__Data provided__:
- - - - -

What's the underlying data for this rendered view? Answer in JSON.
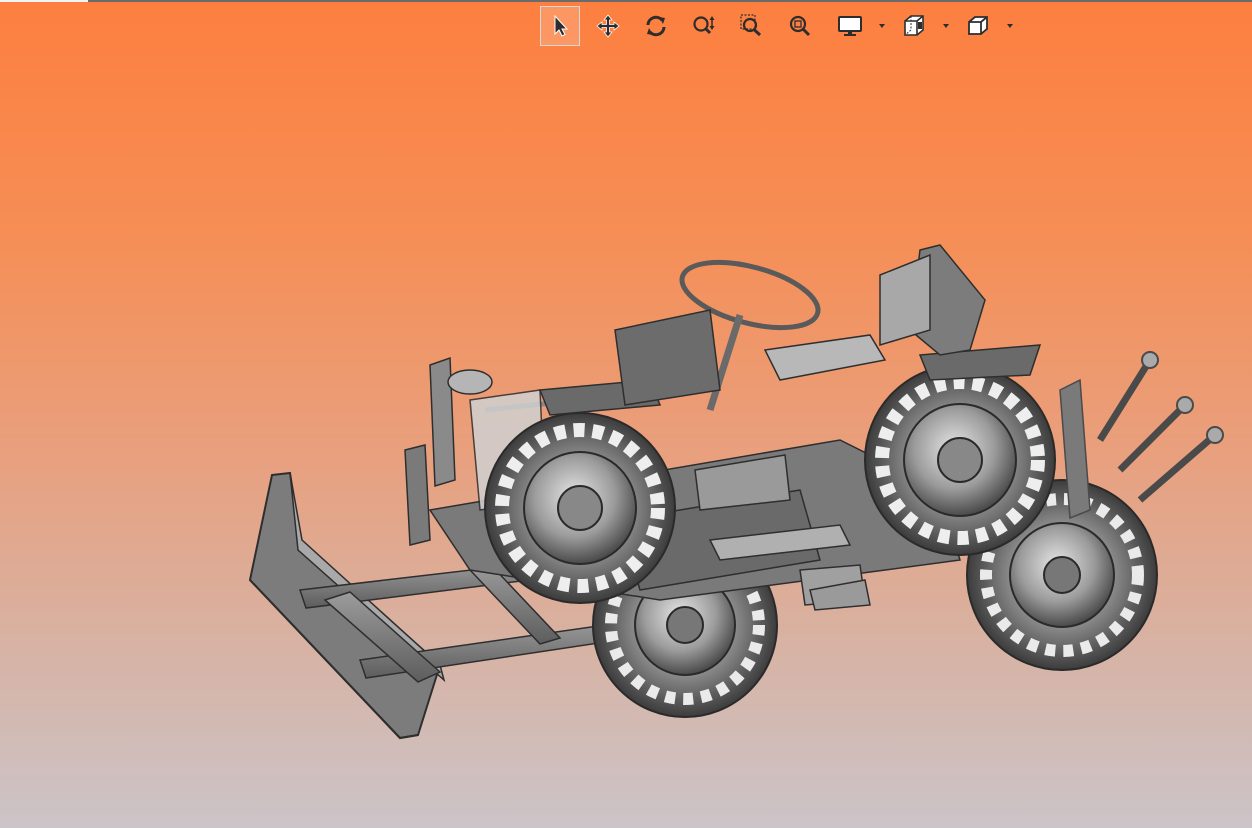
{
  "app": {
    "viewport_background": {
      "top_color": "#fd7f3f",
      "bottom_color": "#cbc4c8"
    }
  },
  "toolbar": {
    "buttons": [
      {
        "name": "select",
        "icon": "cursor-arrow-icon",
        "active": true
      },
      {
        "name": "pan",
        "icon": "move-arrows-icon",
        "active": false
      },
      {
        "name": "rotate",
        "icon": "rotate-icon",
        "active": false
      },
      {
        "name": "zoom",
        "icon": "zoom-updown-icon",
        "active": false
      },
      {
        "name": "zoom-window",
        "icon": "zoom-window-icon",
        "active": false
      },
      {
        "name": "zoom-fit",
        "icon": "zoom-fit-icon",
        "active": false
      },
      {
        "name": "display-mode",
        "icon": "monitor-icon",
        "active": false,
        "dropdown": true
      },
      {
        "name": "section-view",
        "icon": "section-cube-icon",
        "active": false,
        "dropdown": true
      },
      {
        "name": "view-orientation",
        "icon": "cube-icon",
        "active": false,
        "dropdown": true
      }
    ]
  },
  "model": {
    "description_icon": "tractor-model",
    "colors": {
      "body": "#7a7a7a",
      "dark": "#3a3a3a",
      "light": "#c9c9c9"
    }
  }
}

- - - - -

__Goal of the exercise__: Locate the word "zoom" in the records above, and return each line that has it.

__Exercise answer__:
        "name": "zoom",
        "icon": "zoom-updown-icon",
        "name": "zoom-window",
        "icon": "zoom-window-icon",
        "name": "zoom-fit",
        "icon": "zoom-fit-icon",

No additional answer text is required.